(13) Selection procedures: For complete information on selection procedures, see COP's General Grant Administration Terms and Conditions annual notice in the Federal Register (64 FR 49162, September 10, 1999) and at the COP home page.

(14) Other requirements: For a complete description of other requirements, see COP's General Grant Administration Terms and Conditions annual notice in the Federal Register (64 FR 49162, September 10, 1999) and at the COP home page.

(15) Pursuant to Executive Orders 12876, 12900 and 13021, the Department of Commerce, National Oceanic and Atmospheric Administration (DOC/NOAA) is strongly committed to broadening the participation of Historically Black Colleges and Universities, Hispanic Serving Institutions and Tribal Colleges and Universities in its educational and research programs. The DOC/NOAA vision, mission and goals are to achieve full participation by Minority Serving Institutions (MSI) in order to advance the development of human potential, to strengthen the nation's capacity to provide high-quality education, and to increase opportunities for MSIs to participate in, and benefit from, Federal Financial Assistance programs. DOC/NOAA encourages all applicants to include meaningful participation of MSIs.

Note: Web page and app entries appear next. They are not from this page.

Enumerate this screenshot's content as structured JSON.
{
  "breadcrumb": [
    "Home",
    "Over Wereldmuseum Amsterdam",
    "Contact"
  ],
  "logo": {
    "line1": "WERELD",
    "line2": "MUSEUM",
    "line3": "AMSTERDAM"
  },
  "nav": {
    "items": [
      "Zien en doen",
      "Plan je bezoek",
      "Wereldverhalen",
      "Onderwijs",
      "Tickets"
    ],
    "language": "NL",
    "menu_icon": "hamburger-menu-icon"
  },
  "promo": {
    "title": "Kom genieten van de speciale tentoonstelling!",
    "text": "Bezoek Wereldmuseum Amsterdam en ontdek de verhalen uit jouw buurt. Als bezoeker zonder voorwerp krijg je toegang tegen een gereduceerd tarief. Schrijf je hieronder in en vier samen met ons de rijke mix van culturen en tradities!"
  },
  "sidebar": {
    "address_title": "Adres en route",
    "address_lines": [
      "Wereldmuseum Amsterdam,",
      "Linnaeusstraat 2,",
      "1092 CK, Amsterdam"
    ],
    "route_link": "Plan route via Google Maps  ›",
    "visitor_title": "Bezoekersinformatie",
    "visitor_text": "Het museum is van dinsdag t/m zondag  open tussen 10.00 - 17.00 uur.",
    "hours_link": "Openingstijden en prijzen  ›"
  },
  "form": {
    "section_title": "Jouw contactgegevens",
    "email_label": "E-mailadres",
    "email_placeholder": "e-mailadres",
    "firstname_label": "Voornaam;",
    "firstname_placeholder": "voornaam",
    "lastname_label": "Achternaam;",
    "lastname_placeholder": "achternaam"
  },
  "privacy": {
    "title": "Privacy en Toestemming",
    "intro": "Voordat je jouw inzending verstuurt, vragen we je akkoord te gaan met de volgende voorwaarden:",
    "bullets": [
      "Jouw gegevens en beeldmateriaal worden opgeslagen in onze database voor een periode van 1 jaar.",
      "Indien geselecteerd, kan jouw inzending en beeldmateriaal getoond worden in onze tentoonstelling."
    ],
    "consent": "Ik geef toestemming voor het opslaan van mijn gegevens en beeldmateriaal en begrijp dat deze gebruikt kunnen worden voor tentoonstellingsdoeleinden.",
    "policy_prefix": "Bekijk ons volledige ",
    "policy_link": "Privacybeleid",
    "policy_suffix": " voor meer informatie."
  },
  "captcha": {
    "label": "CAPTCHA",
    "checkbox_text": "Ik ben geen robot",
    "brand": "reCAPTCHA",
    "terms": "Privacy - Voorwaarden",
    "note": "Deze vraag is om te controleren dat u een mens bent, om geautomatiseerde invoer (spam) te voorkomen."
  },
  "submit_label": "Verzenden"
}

(16) Applicants are hereby notified that they are encouraged, to the greatest practicable extent, to purchase American-made equipment and products with funding provided under this program.

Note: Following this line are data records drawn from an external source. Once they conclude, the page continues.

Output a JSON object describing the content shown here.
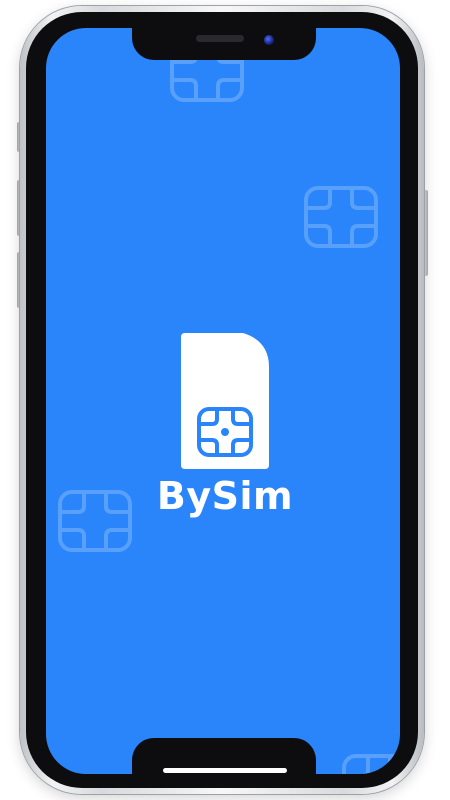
{
  "app": {
    "brand_name": "BySim"
  },
  "theme": {
    "screen_background": "#2a85fb",
    "logo_color": "#ffffff",
    "chip_color": "#2a85fb"
  },
  "icons": {
    "logo": "sim-card-icon",
    "watermark": "sim-chip-icon"
  }
}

(17) This notification involves collection-of-information requirements subject to the Paperwork Reduction Act. The use of Standard Forms 424, 424A, 424B, and SF-LLL have been approved by the Office of Management and Budget (OMB) under control numbers 0348-0043, 0348-0044, 0348-0040 and 0348-0046.

The COP Grants Application Package has been approved by OMB under control number 0648-0384 and includes the following information collections: a Summary Proposal Budget Form, a Project Summary Form, standardized formats for the Annual Performance Start Printed Page 16890Report and the Final Report, and the submission of up to twenty copies of proposals. Copies of these forms and formats can be found on the COP Home Page under Grants Support section, Part F.

Proposals to NSF must include a one-page NSF-UNOLS Ship Time Request Form and the NSF Form l239 for Current and Pending Support. Both NSF forms have been approved by OMB as follows: The UNOLS form, also titled NSF Form 831, has OMB clearance through June 2002 under control number OMB No. 3145-0058. The NSF Form l239 for Current and Pending Support is also cleared as part of the NSF Grant Proposal Guide and Proposal Forms Kit under OMB Number. 3145-0058 with an expiration date of June 2002.

Notwithstanding any other provision of law, no person is required to respond to, nor shall any person be subject to a penalty for failure to comply with a collection of information subject to the requirements of the Paperwork Reduction Act, unless that collection displays a currently valid OMB control number.

Start Signature

Dated: March 23, 2000.

Ted I. Lillestolen,

Deputy Assistant Administrator, National Ocean Service, National Oceanic and Atmospheric Administration.

Dated: March 15, 2000.

G. Michael Purdy,

Director, Division of Ocean Sciences, National Science Foundation.

End Signature End Supplemental Information

[FR Doc. 00-7922 Filed 3-29-00; 8:45 am]